Olive is by this time five and likes to get her hands on everything so that our mother has to keep the little muscle between her elbow and bicep tight as a pinch on the harness. I am nine and take two steps to my father’s every one.
What I like is the strangeness of evolution. What Olive likes is the wooden, human pelvis with a matching rag doll with the smooth, wooden head.
When I say ‘smooth’ I mean ‘featureless.’
In the Museum of Medicine there’s an old model of a pelvis that was used to teach proper childbirth technique. Olive is half-way through pushing the doll back through the vagina head-first when my mother jerks back on the leash.
At least through May, Melissa Goodrich is an undergraduate studying fiction and poetry at Susquehanna University. She peers precarious over that cliff called senior year, calling out words like “collect” and “kerosene” to see which gets swallowed. Her fiction appears in PANK and her heart pans from that little glass garden called the Bucknell Younger Poets. They are all twelve of them, wonderful.

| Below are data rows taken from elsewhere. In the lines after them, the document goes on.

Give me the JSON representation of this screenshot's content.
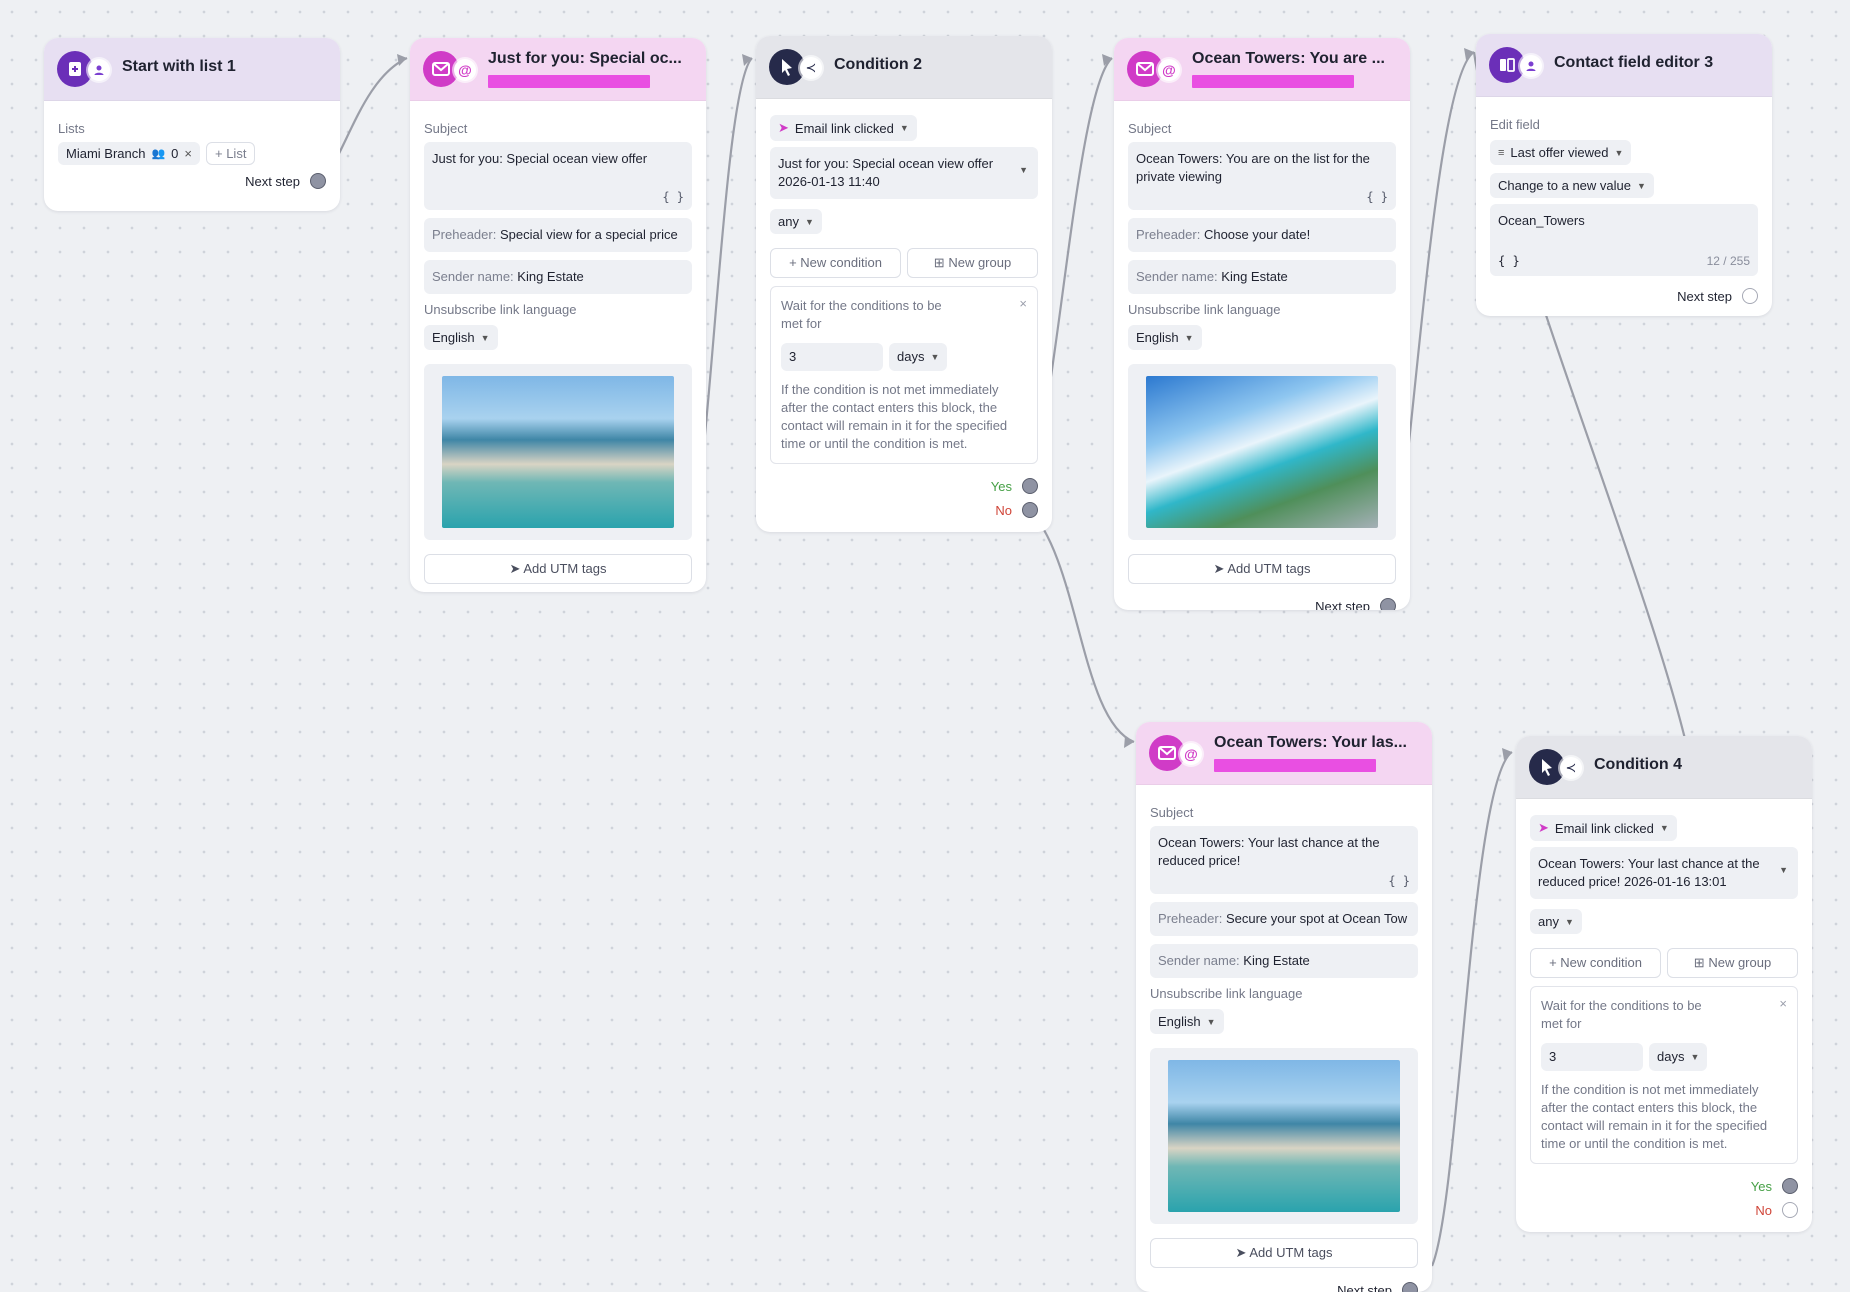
{
  "common": {
    "subject_label": "Subject",
    "preheader_label": "Preheader:",
    "sender_label": "Sender name:",
    "unsub_label": "Unsubscribe link language",
    "next_step": "Next step",
    "add_utm": "Add UTM tags",
    "braces": "{ }",
    "new_condition": "+ New condition",
    "new_group": "New group",
    "wait_title": "Wait for the conditions to be met for",
    "wait_unit": "days",
    "wait_note": "If the condition is not met immediately after the contact enters this block, the contact will remain in it for the specified time or until the condition is met.",
    "yes": "Yes",
    "no": "No",
    "any": "any",
    "email_link_clicked": "Email link clicked"
  },
  "start": {
    "title": "Start with list 1",
    "lists_label": "Lists",
    "list_name": "Miami Branch",
    "list_count": "0",
    "add_list": "+ List"
  },
  "email1": {
    "title": "Just for you: Special oc...",
    "subject": "Just for you: Special ocean view offer",
    "preheader": "Special view for a special price",
    "sender": "King Estate",
    "language": "English"
  },
  "cond2": {
    "title": "Condition 2",
    "email_ref": "Just for you: Special ocean view offer 2026-01-13 11:40",
    "wait_value": "3"
  },
  "email2": {
    "title": "Ocean Towers: You are ...",
    "subject": "Ocean Towers: You are on the list for the private viewing",
    "preheader": "Choose your date!",
    "sender": "King Estate",
    "language": "English"
  },
  "editor3": {
    "title": "Contact field editor 3",
    "edit_label": "Edit field",
    "field_name": "Last offer viewed",
    "action": "Change to a new value",
    "value": "Ocean_Towers",
    "counter": "12 / 255"
  },
  "email3": {
    "title": "Ocean Towers: Your las...",
    "subject": "Ocean Towers: Your last chance at the reduced price!",
    "preheader": "Secure your spot at Ocean Tow",
    "sender": "King Estate",
    "language": "English"
  },
  "cond4": {
    "title": "Condition 4",
    "email_ref": "Ocean Towers: Your last chance at the reduced price! 2026-01-16 13:01",
    "wait_value": "3"
  },
  "icons": [
    "list-start-icon",
    "user-icon",
    "envelope-icon",
    "at-icon",
    "cursor-icon",
    "share-icon",
    "contact-card-icon",
    "group-icon",
    "close-icon",
    "plus-icon",
    "rocket-icon",
    "chevron-down-icon"
  ],
  "colors": {
    "brand_purple": "#6b2fb8",
    "magenta": "#d03bc7",
    "navy": "#262a4a",
    "yes": "#46a046",
    "no": "#d04538"
  }
}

This story originally appeared in the Spring 2011 print issue